agents than we'd been able to see before; it can provide us with a complete
fingerprint of the organism that we can then use to conclusively identify its
According to Schabacker, DNA analysis represents nearly the entirety of the
methodology that currently supports microbial forensics. "The problem
with only using DNA analysis is that it only tells you what strain you are dealing
with, and strains can be shared between multiple agencies or institutions. There
can be a dozen labs that all share the same strain," he said. "The
genetic material of the protein doesn't change based on how it grows,
but the proteins do - and that information is incredibly important."
Because pathogen proteins hold an entirely separate kind of information, Schabacker
believes that the two approaches pursued in concert could yield a comprehensive
database of different anthrax cultures. "The ultimate goal of this project
is for us to be able to build a library of signatures for all the common anthrax
varieties," Schabacker said.
Developed in the early part of the decade originally as a diagnostic tool,
a biochip consists of a one-centimeter by one-centimeter array that contains
anywhere between several dozen and several hundred "dots," or small
drops. Each of these drops contains a unique protein, antibody or nucleic acid
that will attach to a particular reagent.
Scientists obtain the anthrax proteins to fill the wells through a process
called fractionation. Essentially, the scientists break open the anthrax bacteria
using chemicals and suck up the proteins. They then chop up the proteins and
use another chemical process to separate out the individual protein fragments
by their molecular weights.

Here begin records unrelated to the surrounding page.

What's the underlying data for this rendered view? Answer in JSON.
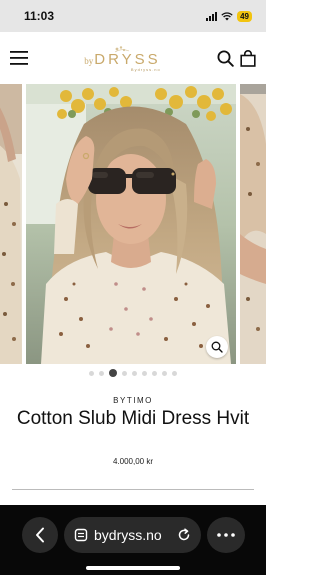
{
  "status_bar": {
    "time": "11:03",
    "battery": "49"
  },
  "header": {
    "logo_prefix": "by",
    "logo_name": "DRYSS",
    "logo_sub": "Bydryss.no"
  },
  "gallery": {
    "slide_count": 9,
    "active_index": 2
  },
  "product": {
    "brand": "BYTIMO",
    "title": "Cotton Slub Midi Dress Hvit",
    "price": "4.000,00 kr"
  },
  "browser": {
    "url": "bydryss.no"
  },
  "colors": {
    "brand_gold": "#c9a96b",
    "battery": "#f2c40f",
    "browser_bg": "#080808",
    "browser_button": "#2a2a2a"
  }
}
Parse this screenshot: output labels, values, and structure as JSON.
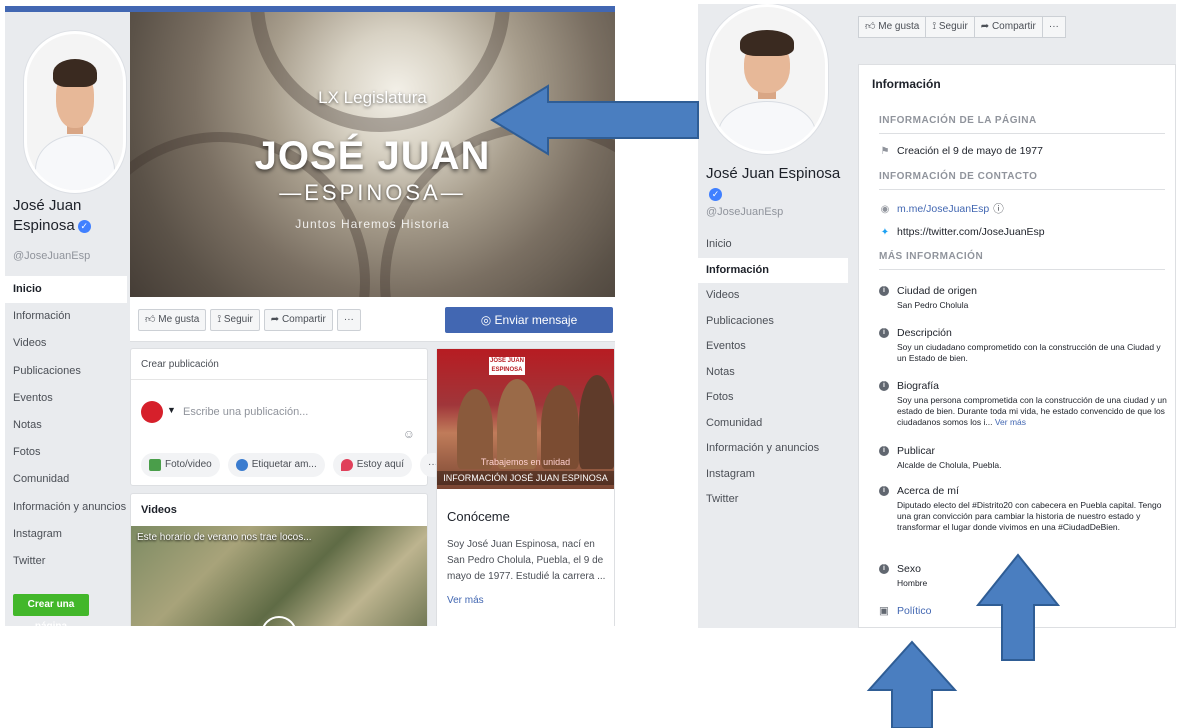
{
  "left": {
    "name": "José Juan Espinosa",
    "handle": "@JoseJuanEsp",
    "nav": [
      "Inicio",
      "Información",
      "Videos",
      "Publicaciones",
      "Eventos",
      "Notas",
      "Fotos",
      "Comunidad",
      "Información y anuncios",
      "Instagram",
      "Twitter"
    ],
    "create_page": "Crear una página",
    "cover": {
      "line1": "LX Legislatura",
      "line2": "JOSÉ JUAN",
      "line3": "—ESPINOSA—",
      "line4": "Juntos Haremos Historia"
    },
    "actions": {
      "like": "Me gusta",
      "follow": "Seguir",
      "share": "Compartir",
      "more": "···",
      "send": "Enviar mensaje"
    },
    "composer": {
      "title": "Crear publicación",
      "placeholder": "Escribe una publicación...",
      "photo": "Foto/video",
      "tag": "Etiquetar am...",
      "here": "Estoy aquí",
      "more": "···"
    },
    "videos": {
      "title": "Videos",
      "caption": "Este horario de verano nos trae locos..."
    },
    "promo": {
      "logo": "JOSÉ JUAN ESPINOSA",
      "cap1": "Trabajemos en unidad",
      "cap2": "INFORMACIÓN JOSÉ JUAN ESPINOSA",
      "heading": "Conóceme",
      "text": "Soy José Juan Espinosa, nací en San Pedro Cholula, Puebla, el 9 de mayo de 1977. Estudié la carrera ...",
      "more": "Ver más"
    }
  },
  "right": {
    "name": "José Juan Espinosa",
    "handle": "@JoseJuanEsp",
    "nav": [
      "Inicio",
      "Información",
      "Videos",
      "Publicaciones",
      "Eventos",
      "Notas",
      "Fotos",
      "Comunidad",
      "Información y anuncios",
      "Instagram",
      "Twitter"
    ],
    "actions": {
      "like": "Me gusta",
      "follow": "Seguir",
      "share": "Compartir",
      "more": "···"
    },
    "info": {
      "title": "Información",
      "page_info": "INFORMACIÓN DE LA PÁGINA",
      "created": "Creación el 9 de mayo de 1977",
      "contact_info": "INFORMACIÓN DE CONTACTO",
      "messenger": "m.me/JoseJuanEsp",
      "twitter": "https://twitter.com/JoseJuanEsp",
      "more_info": "MÁS INFORMACIÓN",
      "origin_h": "Ciudad de origen",
      "origin_t": "San Pedro Cholula",
      "desc_h": "Descripción",
      "desc_t": "Soy un ciudadano comprometido con la construcción de una Ciudad y un Estado de bien.",
      "bio_h": "Biografía",
      "bio_t": "Soy una persona comprometida con la construcción de una ciudad y un estado de bien. Durante toda mi vida, he estado convencido de que los ciudadanos somos los i...",
      "bio_more": "Ver más",
      "pub_h": "Publicar",
      "pub_t": "Alcalde de Cholula, Puebla.",
      "about_h": "Acerca de mí",
      "about_t": "Diputado electo del #Distrito20 con cabecera en Puebla capital. Tengo una gran convicción para cambiar la historia de nuestro estado y transformar el lugar donde vivimos en una #CiudadDeBien.",
      "sex_h": "Sexo",
      "sex_t": "Hombre",
      "category": "Político"
    }
  },
  "colors": {
    "brand": "#4267b2",
    "arrow": "#4a7ec0",
    "arrow_stroke": "#2f5d95",
    "green": "#42b72a"
  }
}
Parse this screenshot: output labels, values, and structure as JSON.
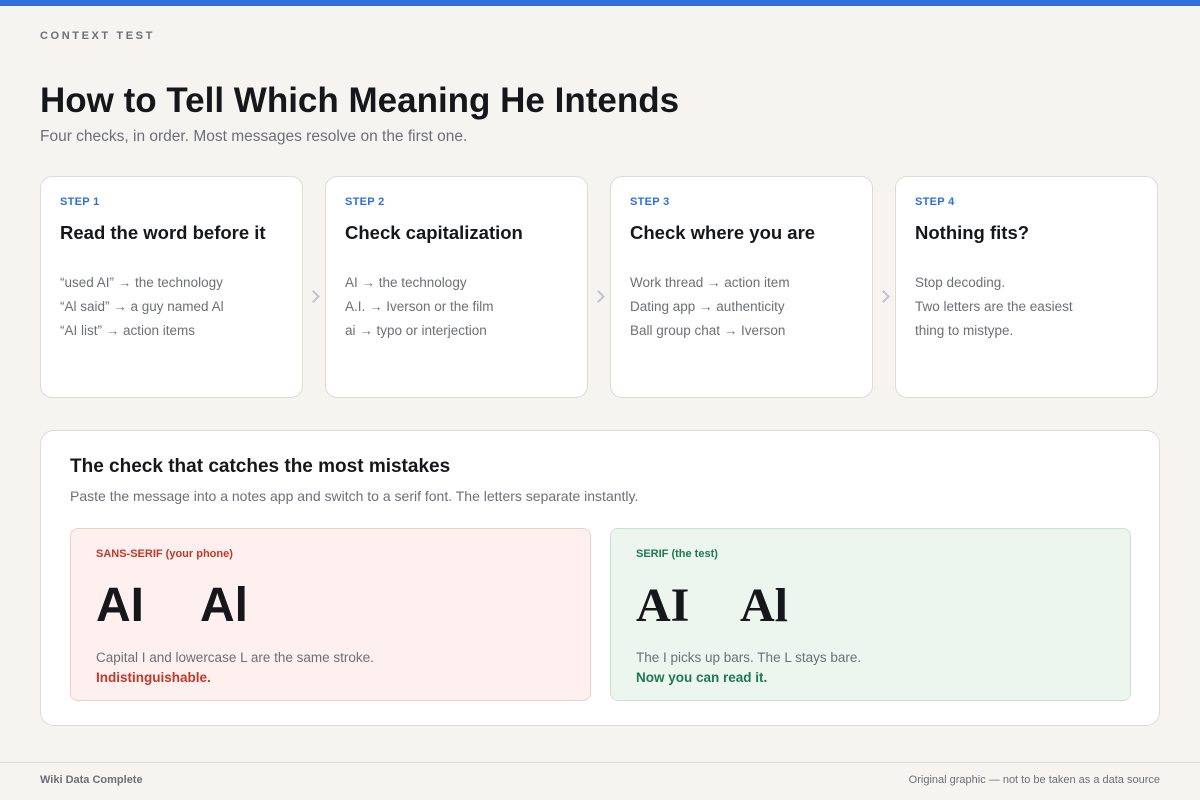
{
  "colors": {
    "accent": "#2f6fdb",
    "sans_label": "#c0392b",
    "sans_bg": "#fdf0ee",
    "sans_border": "#f0cfc8",
    "serif_label": "#1e7a4c",
    "serif_bg": "#ecf6ef",
    "serif_border": "#c9e3d2"
  },
  "header": {
    "kicker": "CONTEXT TEST",
    "title": "How to Tell Which Meaning He Intends",
    "subtitle": "Four checks, in order. Most messages resolve on the first one."
  },
  "steps": [
    {
      "label": "STEP 1",
      "title": "Read the word before it",
      "lines": [
        "“used AI” → the technology",
        "“Al said” → a guy named Al",
        "“AI list” → action items"
      ]
    },
    {
      "label": "STEP 2",
      "title": "Check capitalization",
      "lines": [
        "AI → the technology",
        "A.I. → Iverson or the film",
        "ai → typo or interjection"
      ]
    },
    {
      "label": "STEP 3",
      "title": "Check where you are",
      "lines": [
        "Work thread → action item",
        "Dating app → authenticity",
        "Ball group chat → Iverson"
      ]
    },
    {
      "label": "STEP 4",
      "title": "Nothing fits?",
      "lines": [
        "Stop decoding.",
        "Two letters are the easiest",
        "thing to mistype."
      ]
    }
  ],
  "comparison": {
    "title": "The check that catches the most mistakes",
    "subtitle": "Paste the message into a notes app and switch to a serif font. The letters separate instantly.",
    "sans": {
      "label": "SANS-SERIF (your phone)",
      "sample_a": "AI",
      "sample_b": "Al",
      "body": "Capital I and lowercase L are the same stroke.",
      "verdict": "Indistinguishable."
    },
    "serif": {
      "label": "SERIF (the test)",
      "sample_a": "AI",
      "sample_b": "Al",
      "body": "The I picks up bars. The L stays bare.",
      "verdict": "Now you can read it."
    }
  },
  "footer": {
    "left": "Wiki Data Complete",
    "right": "Original graphic — not to be taken as a data source"
  }
}
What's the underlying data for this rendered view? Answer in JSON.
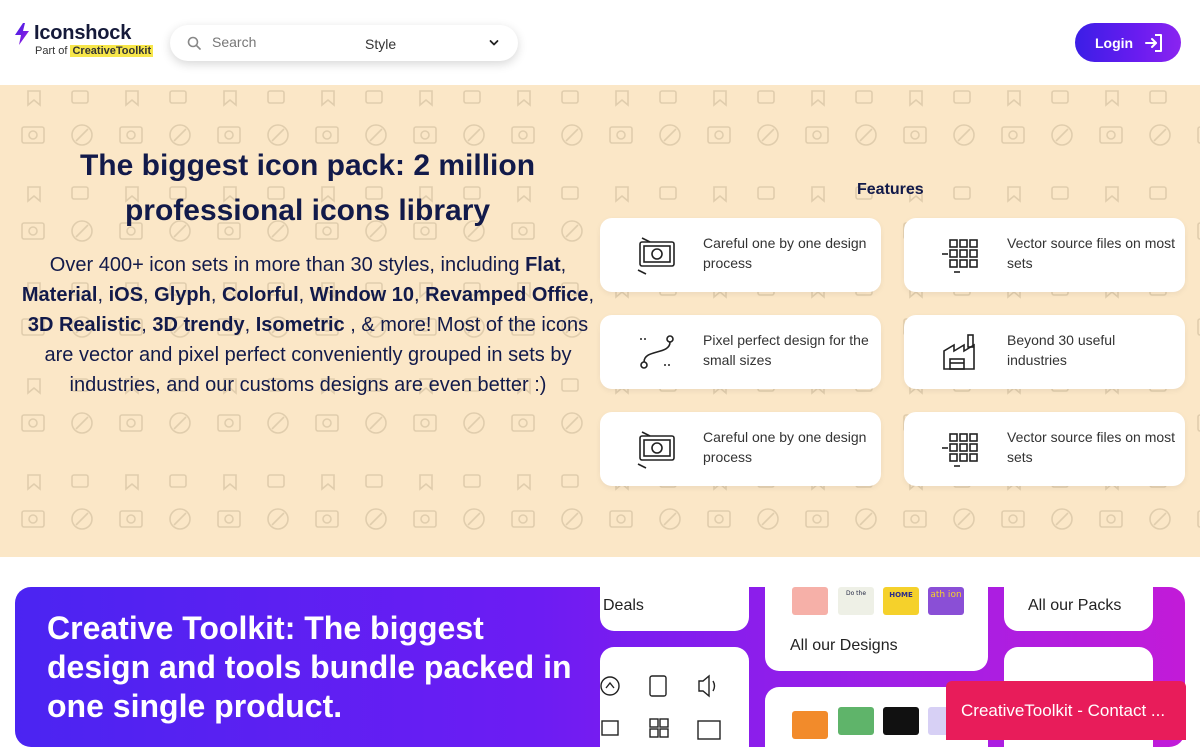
{
  "header": {
    "logo_name": "Iconshock",
    "logo_sub_prefix": "Part of",
    "logo_sub_brand": "CreativeToolkit",
    "search_placeholder": "Search",
    "style_label": "Style",
    "login_label": "Login"
  },
  "hero": {
    "title": "The biggest icon pack: 2 million professional icons library",
    "description": {
      "part1": "Over 400+ icon sets in more than 30 styles, including ",
      "flat": "Flat",
      "material": "Material",
      "ios": "iOS",
      "glyph": "Glyph",
      "colorful": "Colorful",
      "window10": "Window 10",
      "revamped": "Revamped Office",
      "realistic": "3D Realistic",
      "trendy": "3D trendy",
      "isometric": "Isometric",
      "part2": " , & more! Most of the icons are vector and pixel perfect conveniently grouped in sets by industries, and our customs designs are even better :)"
    },
    "features_label": "Features",
    "features": [
      {
        "text": "Careful one by one design process",
        "icon": "photo-frame-icon"
      },
      {
        "text": "Vector source files on most sets",
        "icon": "grid-vector-icon"
      },
      {
        "text": "Pixel perfect design for the small sizes",
        "icon": "bezier-curve-icon"
      },
      {
        "text": "Beyond 30 useful industries",
        "icon": "factory-icon"
      },
      {
        "text": "Careful one by one design process",
        "icon": "photo-frame-icon"
      },
      {
        "text": "Vector source files on most sets",
        "icon": "grid-vector-icon"
      }
    ]
  },
  "banner": {
    "title": "Creative Toolkit: The biggest design and tools bundle packed in one single product.",
    "deals_label": "Deals",
    "designs_label": "All our Designs",
    "packs_label": "All our Packs",
    "thumb_texts": [
      "Do the",
      "HOME",
      "ath ion"
    ]
  },
  "toast": {
    "label": "CreativeToolkit - Contact ..."
  },
  "colors": {
    "hero_bg": "#fbe7c7",
    "login_gradient_start": "#3b1ee6",
    "login_gradient_end": "#8a24f0",
    "toast_bg": "#e81c5a",
    "title_color": "#121a4a"
  }
}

This process creates hundreds of separate protein fractions, which are then
arranged in a single biochip containing 96-well grids. Once the wells in the
biochips are filled with protein fractions, scientists can then use different
chemicals, or reagents, to test the microarrays just as a detective would dust
for fingerprints. Just like an police interview with a suspect, this chemical
process is known as "interrogation." When a reagent interacts with
a particular protein fragment, that well will "light up," creating
part of the protein signature.
Although the biochip technology has the potential to develop protein signatures
of just about any biological agent, Schabacker and Loyola professor Adam Driks
have devoted their initial focus initially to anthrax because it is relatively
easily manufactured and dispersed.
"Anthrax is a pretty forgiving bacterium - it'll grow in
a bunch of different conditions," Schabacker said. "It's probably
the single most attractive pathogen of choice to terrorists who don't
have a lot of really expensive equipment or expertise."
An expert on anthrax, Driks and his laboratory pioneered the forensic analysis
of the spore coat of the bacterium. Schabacker combined the biochip technology
with Eprogen's fractionation technology, providing a nexus that connects
government research, academia and industry.
Helping scientists track down terrorists isn't the biochip's only
use. Biochips have already shown promise in diagnostic medicine. After developing
the biochip technology, Schabacker licensed it to several companies, including
Eprogen, Inc. in Darien, Illinois and Akonni Biosystems in Frederick, Maryland.
Instead of looking at anthrax, Eprogen has put biochips to use to look for common
cancer biomarkers. That research could open the door for doctors to create "antibody
profiles" that could help them design individualized drugs or treatment
programs for patients.
The work Akonni has done focuses on identifying other pathogens - those
not normally associated with terrorist activity. Soon, biochips may begin showing
up in greater numbers in doctor's offices around the country, as they
provide accurate and speedy diagnoses of a wide variety of infections, such
as those caused by Multidrug-Resistant Tuberculosis (MDR-TB) and the often deadly
Methicillin-resistant Staphylococcus aureus (MRSA).